YOUR ASSIGNMENT =
Return every entry exactly.

-- TASK DATA follows --

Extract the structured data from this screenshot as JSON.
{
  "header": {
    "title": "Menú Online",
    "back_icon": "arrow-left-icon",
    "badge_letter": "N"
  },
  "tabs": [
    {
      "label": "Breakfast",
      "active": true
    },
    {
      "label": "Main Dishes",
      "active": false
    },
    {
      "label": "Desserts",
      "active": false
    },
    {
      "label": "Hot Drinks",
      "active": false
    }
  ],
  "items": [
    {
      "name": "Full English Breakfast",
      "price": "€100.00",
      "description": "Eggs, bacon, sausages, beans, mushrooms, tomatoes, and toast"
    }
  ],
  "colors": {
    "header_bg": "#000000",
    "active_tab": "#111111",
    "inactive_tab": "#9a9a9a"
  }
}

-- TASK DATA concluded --

SOLUTION TO THE EXERCISE =
Extract the structured data from this screenshot as JSON.
{
  "header": {
    "title": "Menú Online",
    "back_icon": "arrow-left-icon",
    "badge_letter": "N"
  },
  "tabs": [
    {
      "label": "Breakfast",
      "active": true
    },
    {
      "label": "Main Dishes",
      "active": false
    },
    {
      "label": "Desserts",
      "active": false
    },
    {
      "label": "Hot Drinks",
      "active": false
    }
  ],
  "items": [
    {
      "name": "Full English Breakfast",
      "price": "€100.00",
      "description": "Eggs, bacon, sausages, beans, mushrooms, tomatoes, and toast"
    }
  ],
  "colors": {
    "header_bg": "#000000",
    "active_tab": "#111111",
    "inactive_tab": "#9a9a9a"
  }
}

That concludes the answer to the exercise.